Delicious Ginger Recipes
Since it fits in with so many ingredients, there are a variety of recipes to choose from that use ginger. However, these are the best for health-centric eaters!
Beef & Broccoli Stir Fry
As mentioned above, stir fry is a great dish that hits the spot. Beef and broccoli bring a hearty taste while minced ginger can add a peppery, sweet sensation to the dish. Beef and broccoli stir fry is perfect for busy weeknights where everybody needs their tummy filled.
Another Asian-inspired dish, chana masala utilizing ginger gets an authentic touch of flavor. Other herbs and spices pair nicely with it, such as cumin, garlic, cilantro, and coriander. Chickpeas help to keep it high in protein, which can create a feeling of fullness after the meal is over.
Sesame Roasted Carrots
Eating (and enjoying) vegetables is challenging when they are bland. Never have that problem again with sesame roasted carrots! Minced ginger makes this dish, and to top it off, it only includes six total ingredients.
Honey Drizzled Broiled Grapefruit
Juicy and flavorful, broiled grapefruit with honey and ginger is a unique dish. It is warm and delicious while tasting sweet enough to be a dessert. Thanks to the honey, the top caramelizes and the ginger helps create a tasty crust.
There is nothing like a good green curry with vegetables. Not only is it healthy, but it feels like an exotic dish full of globe-trotting flavors. Paired with lemongrass and coconut sugar, this Asain-inspired dish is full of healthy fats and lower glycemic sugars.
Who knew ginger was a surf and turf spice? It pairs well with land-based eats but also tastes great with items that originated at sea. Japanese seaweed salad utilizes ginger juice and can be easily adjusted for delicious additions or twists on the traditional flavors.
Pumpkin Pie Protein Shake (& Beyond!)
A classic pumpkin pie spice features five distinct spices, allspice, clove, nutmeg, cinnamon, and (of course) ginger. In the fall, it is extra important to use diet and lifestyle to boost immunity, making a pumpkin pie protein shake a natural pick. Fuel the day with delicious flavors from ginger and other spices, along with protein to keep the belly feeling full.
Still cannot get enough of pumpkin spice? Try in a healthy pumpkin spice latte and energy bites!
A Final Word On Ginger
Ginger is a superstar ingredient all its own. However, it also pairs well with other spices to replace high levels of salt, fat, or sugar hidden in many dishes.
Try it today in salads, soups, stir fry, and much more!
Ginger. Produce for Better Health Foundation. https://fruitsandveggies.org/fruits-and-veggies/ginger-root/.
Ginger. USDA SNAP-Ed Connection. https://snaped.fns.usda.gov/seasonal-produce-guide/ginger.

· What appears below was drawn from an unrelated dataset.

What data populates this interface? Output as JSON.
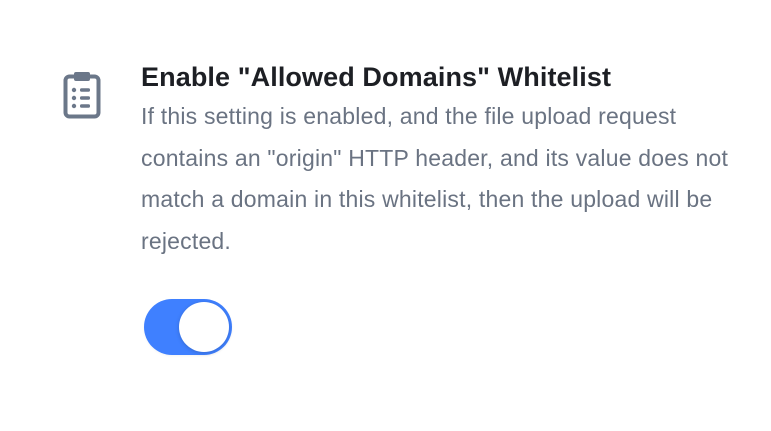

Henneman A. Add a Little Spice (& Herbs) to Your Life! University of Nebraska Lincoln. https://food.unl.edu/documents/Spice&HerbsHandout08.pdf.
National Center for Complementary and Integrative Health. Published December 2020. National Center for Complementary and Integrative Health. https://www.nccih.nih.gov/health/ginger.
Top 10 Ways to Enjoy Ginger. Produce for Better Health Foundation. Published September 2011. https://fruitsandveggies.org/stories/top-10-ways-to-enjoy-ginger/.